Tuesday, May 27, 2008

Life's Little Mysteries

Those of us who come north and end up staying for more than a year or two often get involved in pastimes that suit our locale. Obviously, there’s hunting and fishing, riding snowmobiles and ATV’s, or more sedentary pursuits like collecting northern crafts and carvings.
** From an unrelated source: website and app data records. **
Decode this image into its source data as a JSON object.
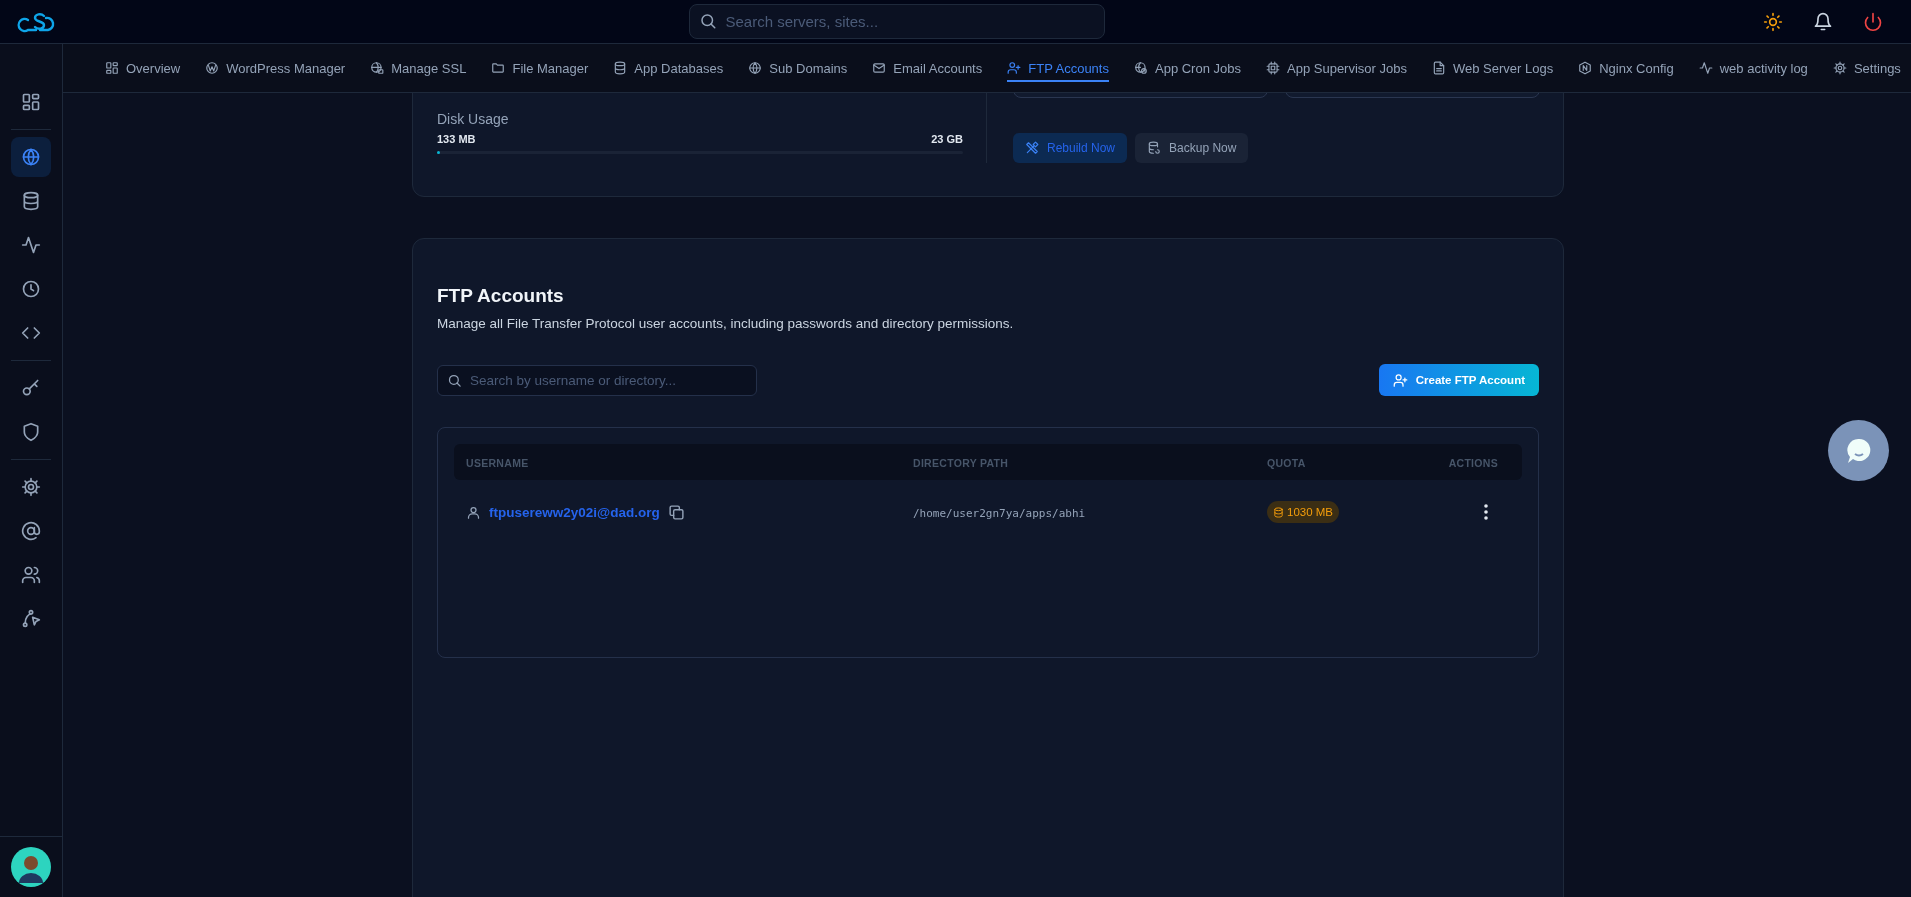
{
  "topbar": {
    "search": {
      "placeholder": "Search servers, sites..."
    }
  },
  "sidebar": {
    "items": [
      {
        "selected": false
      },
      {
        "selected": true
      },
      {
        "selected": false
      },
      {
        "selected": false
      },
      {
        "selected": false
      },
      {
        "selected": false
      },
      {
        "selected": false
      },
      {
        "selected": false
      },
      {
        "selected": false
      },
      {
        "selected": false
      },
      {
        "selected": false
      },
      {
        "selected": false
      }
    ]
  },
  "tabs": [
    {
      "label": "Overview",
      "selected": false
    },
    {
      "label": "WordPress Manager",
      "selected": false
    },
    {
      "label": "Manage SSL",
      "selected": false
    },
    {
      "label": "File Manager",
      "selected": false
    },
    {
      "label": "App Databases",
      "selected": false
    },
    {
      "label": "Sub Domains",
      "selected": false
    },
    {
      "label": "Email Accounts",
      "selected": false
    },
    {
      "label": "FTP Accounts",
      "selected": true
    },
    {
      "label": "App Cron Jobs",
      "selected": false
    },
    {
      "label": "App Supervisor Jobs",
      "selected": false
    },
    {
      "label": "Web Server Logs",
      "selected": false
    },
    {
      "label": "Nginx Config",
      "selected": false
    },
    {
      "label": "web activity log",
      "selected": false
    },
    {
      "label": "Settings",
      "selected": false
    }
  ],
  "disk_usage": {
    "label": "Disk Usage",
    "used": "133 MB",
    "total": "23 GB",
    "level": 0.006
  },
  "actions": [
    {
      "label": "Rebuild Now",
      "kind": "primary"
    },
    {
      "label": "Backup Now",
      "kind": "secondary"
    }
  ],
  "ftp": {
    "title": "FTP Accounts",
    "description": "Manage all File Transfer Protocol user accounts, including passwords and directory permissions.",
    "search": {
      "placeholder": "Search by username or directory..."
    },
    "create_button": "Create FTP Account",
    "table": {
      "columns": [
        "USERNAME",
        "DIRECTORY PATH",
        "QUOTA",
        "ACTIONS"
      ],
      "rows": [
        {
          "username": "ftpusereww2y02i@dad.org",
          "directory": "/home/user2gn7ya/apps/abhi",
          "quota": "1030 MB"
        }
      ]
    }
  }
}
Of course, whether you’re a “southerner” or native-born, we all enjoy our television-watching, internet-surfing or other forms of couch-potato recreation designed to make our lives more pleasant – if shorter!

Gardening is not something that many of us get involved in. I suppose I may come about this particular interest quite honestly, coming as I do from a long line of dirt-farmers who eked out a living on some of the most unlikely agricultural land in the world, starting in the north of England and ending up in the rock, bog and impenetrable forest of the Canadian Shield country north of Montreal in the 1820’s.

It’s been over ten years now since we built our greenhouse and garden, labouriously finding, digging, hauling, sifting, spreading, spading, raking and “improving” many cubic metres of scarce soil. Now that “the land” has been worked for a decade, I must say that the soil is as good as anything you’d find on the fertile flat-lands of southern Manitoba.

As I grow older, the mysteries of life seem so much more ...well,…mysterious. How does a small seed manage to produce so much abundance? How that seed, without much fanfare, effortlessly converts the minerals and nutrients in the soil to a beet or a turnip is really quite a miracle, even if 21st century science tells us it’s only basic chemistry. Just as ten pounds of plutonium can create quite a bang, the fact that a tiny seed can create a three-pound turnip with only the addition of dirt, water, sunlight and warmth is quite beyond my comprehension.

One can import bales of organic material (read “cow-shit”) and peat moss, and bags of chemical fertilizer each year on the barge (sea-lift for you poor Eastern Arctic types), but one thing we don’t have much control over is the weather. The greenhouse certainly helps, and although it isn’t sealed as well as I would like, it will typically create an oasis that is 15 to 25 degrees Celsius above the outside air temperature. This, and an occasional bit of supplementary heat from the boiler in the house, allows planting of seeds around mid-May, and transplants to be set out around the end of that month.

(As I write this, it’s three degrees outside, overcast with a few snowflakes coming down, yet the greenhouse, with no auxiliary heat, is a toasty 19 degrees.)

Gardeners are optimists by design and by necessity, so I usually push my luck a little and set the transplants out a week or two early. Sometimes this pays off, but I often lose a few plants to a frosty night. So far, things are looking pretty good this year: I have peas, radishes, wax beans, beets, turnips, lettuce and onions coming up already. I’ve set out a dozen tomato plants, a few cucumbers, and one pepper. The carrots, always the last to sprout, should be up any day now.

Outside, I grow potatoes and cabbages, but it’s still too early to think about that. However, I shoveled the snow off the garden, fertilized and raked the soil and covered the whole works with clear plastic last weekend. Soil temperature, at a depth of six-inches, is increasing by about half-a-degree per day and will soon be up around the seven-degree point where it will be safe to get into the potato business. The Yukon Gold seed potatoes are eager to get into the ground, with sprouts coming through the holes in the boxes. I’m hoping for a year like 2006, when I got 165-pounds of perfect potatoes from my little 120 square-foot patch.

Gardening in the arctic is not an economically viable exercise. If I factor in wages at even ten dollars an hour, and add the cost of supplies, my tomatoes probably cost ten-times what the Northern Store charges. Nevertheless, it’s a very satisfying endeavour that gets me out in the fresh air and provides a badly-needed, low-impact workout.

Besides, those new potatoes, onions and carrots go so nicely with some fried caribou tenderloin or a nice filet of arctic char!

Late in September each year, as the first snowflakes fall and the potatoes are dug and stowed away in cardboard boxes, Helen and I enjoy several great meals consisting of caribou, musk-ox or arctic char, wonderful little baby potatoes and carrots, and a nice salad. It’s certainly a pleasure to ignore all the work and concentrate on the taste of that fresh, northern-grown meat, fish and produce, and gloat a little over the fact that very few people in Nunavut will ever eat a full-course meal with no imported southern ingredients.

And somehow, that makes it all worthwhile.

Larry